VIVIAN, Thomas (1645-1716), of Trewan, Cornw.

Published in The History of Parliament: the House of Commons 1690-1715, ed. D. Hayton, E. Cruickshanks, S. Handley, 2002
Available from Boydell and Brewer



1695 - 1700

Family and Education

bap. 13 Nov. 1645, 1st s. of John Vivian of Trewan by Mary, da. of John Glanville of Kilsworthy, Devon; bro. of Francis† and John Vivian†.  educ. Exeter, Oxf. 1662; M. Temple 1662.  m. (1) lic. 26 Apr. 1665, Frances (d. 1707), da. of William Blathwayt of St. Martin-in-the-Fields, Westminster, sis. of William Blathwayt*, s.p.; (2) 8 June 1710, Sarah, da. of Thomas Dodson*, s.psuc. fa. 1696.1

Offices Held

Stannator, Penwith and Kirrier 1703; clerk comptroller of Bd. of Green Cloth 1689–bef. 1702.2


In January 1691 Vivian obtained a Household post, presumably through the influence of his brother-in-law and cousin William Blathwayt, the secretary at war. On 22 Dec. 1693 he and his father petitioned for leave to bring in a private bill to sell part of the family’s estates in order to pay his father’s debts, an Act being necessary since the next heirs, the children of his brother John Vivian, were minors. The bill passed into law. Returned for Fowey as well as for Mitchell in 1695, Vivian was forecast as likely to oppose the government in the divisions on 31 Jan. 1696 over the proposed council of trade. He signed the Association, but having been granted leave of absence on 20 Mar. his name was absent from the record of those voting soon afterwards on the price of guineas. He was also absent from the vote on Sir John Fenwick’s† attainder on 25 Nov. 1696. On 10 Feb. 1697, the Speaker acquainted the House ‘that he had received a letter from Mr Vivian, who is sick in the country’ opting to sit for Fowey rather than for Mitchell, whereupon a new writ was issued for the latter borough.
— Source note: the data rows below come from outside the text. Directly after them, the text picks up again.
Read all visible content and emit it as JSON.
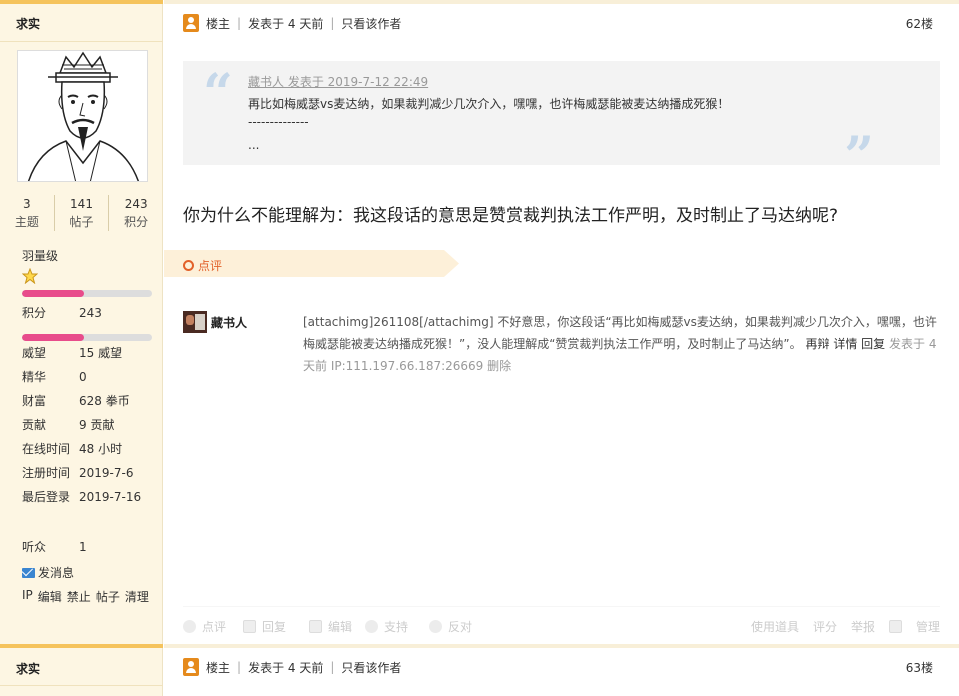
{
  "sidebar": {
    "username": "求实",
    "stats": [
      {
        "num": "3",
        "label": "主题"
      },
      {
        "num": "141",
        "label": "帖子"
      },
      {
        "num": "243",
        "label": "积分"
      }
    ],
    "level": "羽量级",
    "level_progress": 0.48,
    "points_label": "积分",
    "points_value": "243",
    "points_progress": 0.48,
    "info": [
      {
        "k": "威望",
        "v": "15 威望"
      },
      {
        "k": "精华",
        "v": "0"
      },
      {
        "k": "财富",
        "v": "628 拳币"
      },
      {
        "k": "贡献",
        "v": "9 贡献"
      },
      {
        "k": "在线时间",
        "v": "48 小时"
      },
      {
        "k": "注册时间",
        "v": "2019-7-6"
      },
      {
        "k": "最后登录",
        "v": "2019-7-16"
      }
    ],
    "listeners_label": "听众",
    "listeners_value": "1",
    "send_message": "发消息",
    "admin_links": [
      "IP",
      "编辑",
      "禁止",
      "帖子",
      "清理"
    ],
    "next_username": "求实"
  },
  "post": {
    "owner_label": "楼主",
    "posted": "发表于 4 天前",
    "only_author": "只看该作者",
    "floor": "62楼",
    "quote": {
      "author_line": "藏书人 发表于 2019-7-12 22:49",
      "text": "再比如梅威瑟vs麦达纳，如果裁判减少几次介入，嘿嘿，也许梅威瑟能被麦达纳播成死猴！",
      "dashes": "--------------",
      "ellipsis": "..."
    },
    "content": "你为什么不能理解为：我这段话的意思是赞赏裁判执法工作严明，及时制止了马达纳呢?",
    "dianping_label": "点评",
    "comment": {
      "author": "藏书人",
      "text": "[attachimg]261108[/attachimg] 不好意思，你这段话“再比如梅威瑟vs麦达纳，如果裁判减少几次介入，嘿嘿，也许梅威瑟能被麦达纳播成死猴！”，没人能理解成“赞赏裁判执法工作严明，及时制止了马达纳”。",
      "rebut": "再辩",
      "detail": "详情",
      "reply": "回复",
      "posted": "发表于 4 天前",
      "ip": "IP:111.197.66.187:26669",
      "delete": "删除"
    },
    "footer_left": [
      "点评",
      "回复",
      "编辑",
      "支持",
      "反对"
    ],
    "footer_right": [
      "使用道具",
      "评分",
      "举报",
      "管理"
    ]
  },
  "next_post": {
    "owner_label": "楼主",
    "posted": "发表于 4 天前",
    "only_author": "只看该作者",
    "floor": "63楼"
  }
}
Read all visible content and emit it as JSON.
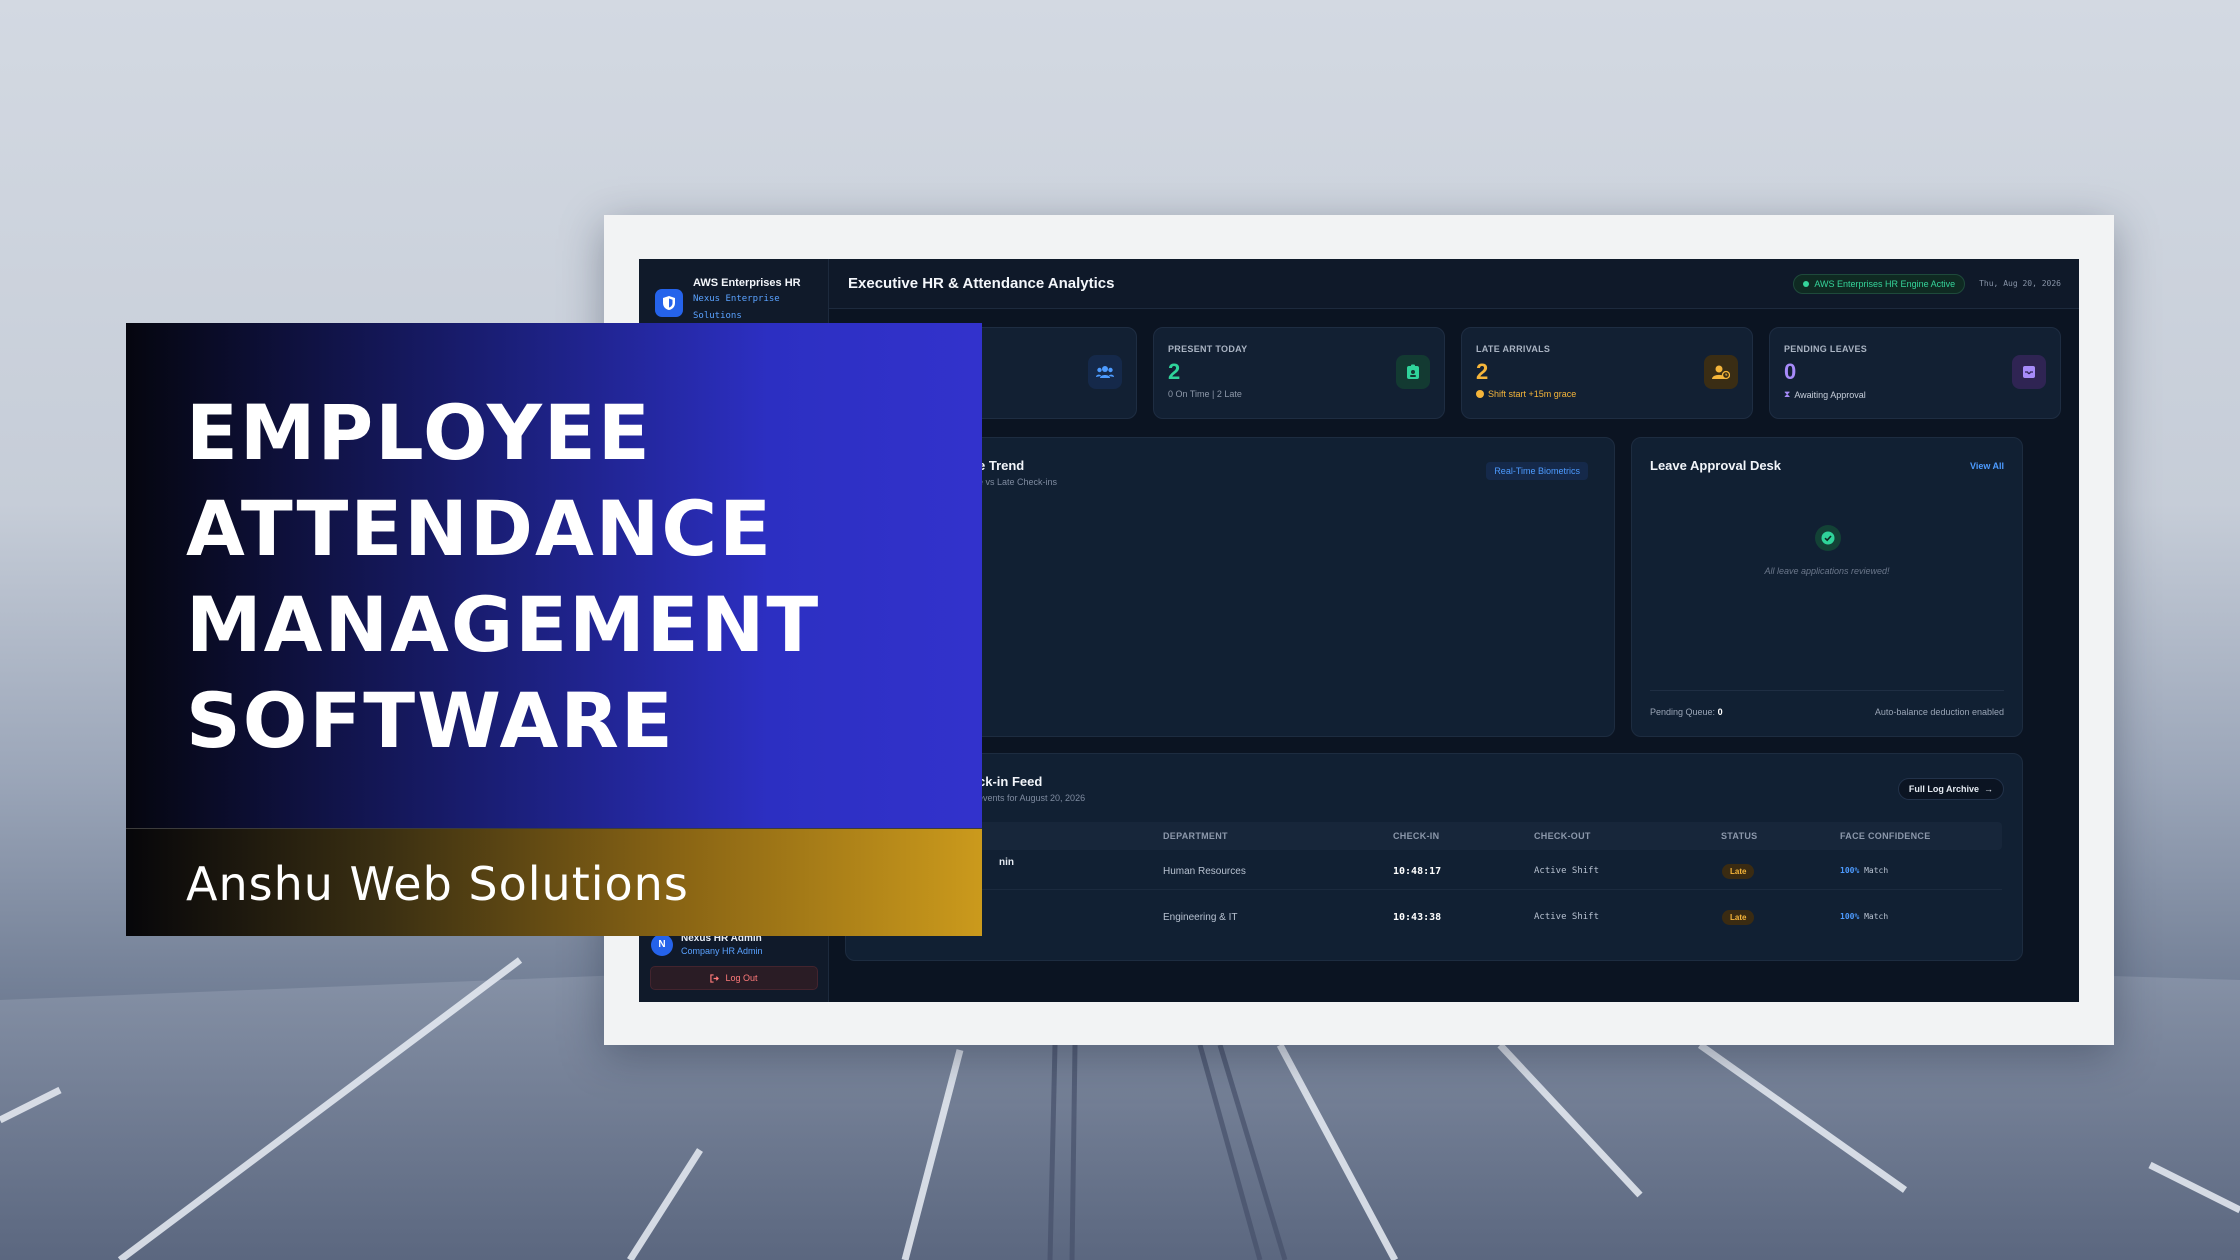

Re-elected for Fowey in 1698, he was forecast as likely to oppose the standing army and was classed as a Court placeman in an analysis of September 1698. In 1700 he was listed as a follower of William Blathwayt. He was defeated at Fowey in February 1701 and sought no further opportunity to re-enter the House. Like Lord Lansdown (George Granville*), he lost money following the bankruptcy of John Lund the banker, and in December 1713 was one of the three assignees to whom Lund’s annuities were to be paid. He was buried at St. Columb Major, Cornwall, on 8 June 1716.3

Ref Volumes: 1690-1715

Authors: Eveline Cruickshanks / Stuart Handley


  • 1. Vivian, Vis. Cornw. 535–6; London Mar. Lic. ed. Foster, 1390.
  • 2. J. Tregoning, Stannary Laws, 118.
  • 3. Morrice ent’ring bk. 3, p. 103; CSP Dom. 1690–1, p. 337; Vivian, 535; Cal. Treas. Bks. xxvii. 460.